Work task:
When a line of the records below contains the string "Glow", copy that whole line.

(Beginning of Given records)

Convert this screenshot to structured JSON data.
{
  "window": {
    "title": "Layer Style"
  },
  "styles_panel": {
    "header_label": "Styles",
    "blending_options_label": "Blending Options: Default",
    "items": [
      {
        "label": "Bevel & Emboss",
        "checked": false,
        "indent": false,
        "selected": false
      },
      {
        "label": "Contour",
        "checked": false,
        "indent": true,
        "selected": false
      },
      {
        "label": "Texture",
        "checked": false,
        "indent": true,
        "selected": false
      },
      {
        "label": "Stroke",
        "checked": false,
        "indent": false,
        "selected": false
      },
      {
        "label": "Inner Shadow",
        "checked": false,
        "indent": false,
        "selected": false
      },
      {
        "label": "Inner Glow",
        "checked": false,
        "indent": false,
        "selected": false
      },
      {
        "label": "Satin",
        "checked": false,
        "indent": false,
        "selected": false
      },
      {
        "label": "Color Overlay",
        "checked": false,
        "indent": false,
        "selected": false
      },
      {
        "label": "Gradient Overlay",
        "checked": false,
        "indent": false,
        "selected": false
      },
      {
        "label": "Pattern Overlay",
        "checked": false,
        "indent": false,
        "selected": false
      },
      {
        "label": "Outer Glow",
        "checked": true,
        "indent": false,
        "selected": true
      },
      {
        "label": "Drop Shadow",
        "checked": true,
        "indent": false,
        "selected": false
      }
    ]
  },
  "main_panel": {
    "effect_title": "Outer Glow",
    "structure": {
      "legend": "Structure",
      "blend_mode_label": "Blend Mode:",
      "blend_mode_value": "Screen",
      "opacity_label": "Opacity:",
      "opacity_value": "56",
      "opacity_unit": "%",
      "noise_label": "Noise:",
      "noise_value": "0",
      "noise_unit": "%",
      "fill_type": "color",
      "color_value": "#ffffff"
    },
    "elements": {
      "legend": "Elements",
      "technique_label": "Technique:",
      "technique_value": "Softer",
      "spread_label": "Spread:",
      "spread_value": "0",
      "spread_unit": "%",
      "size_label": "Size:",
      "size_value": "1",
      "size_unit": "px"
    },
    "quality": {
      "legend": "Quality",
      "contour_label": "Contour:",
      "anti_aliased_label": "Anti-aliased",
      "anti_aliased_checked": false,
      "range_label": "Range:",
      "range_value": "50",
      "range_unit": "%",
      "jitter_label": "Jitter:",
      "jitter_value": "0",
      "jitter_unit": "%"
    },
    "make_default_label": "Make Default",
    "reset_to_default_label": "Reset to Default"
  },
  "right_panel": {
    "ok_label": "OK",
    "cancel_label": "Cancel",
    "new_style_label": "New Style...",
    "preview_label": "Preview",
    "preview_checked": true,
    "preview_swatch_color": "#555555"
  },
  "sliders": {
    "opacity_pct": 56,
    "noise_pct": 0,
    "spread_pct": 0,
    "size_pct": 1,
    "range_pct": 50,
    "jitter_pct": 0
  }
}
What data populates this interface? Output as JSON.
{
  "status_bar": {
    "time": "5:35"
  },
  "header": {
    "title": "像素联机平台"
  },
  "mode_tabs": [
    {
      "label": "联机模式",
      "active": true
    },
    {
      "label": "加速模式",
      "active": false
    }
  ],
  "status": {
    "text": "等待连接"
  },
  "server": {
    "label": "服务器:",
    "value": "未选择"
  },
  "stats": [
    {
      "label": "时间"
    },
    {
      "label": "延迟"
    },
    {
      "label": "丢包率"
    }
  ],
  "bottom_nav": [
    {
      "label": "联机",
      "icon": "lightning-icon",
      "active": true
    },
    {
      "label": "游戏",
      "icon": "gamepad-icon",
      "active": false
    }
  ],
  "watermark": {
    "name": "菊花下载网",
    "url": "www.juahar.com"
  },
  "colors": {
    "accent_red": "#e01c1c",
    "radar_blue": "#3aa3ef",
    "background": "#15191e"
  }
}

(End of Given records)

Output of the exercise:
        "label": "Inner Glow",
        "label": "Outer Glow",
    "effect_title": "Outer Glow",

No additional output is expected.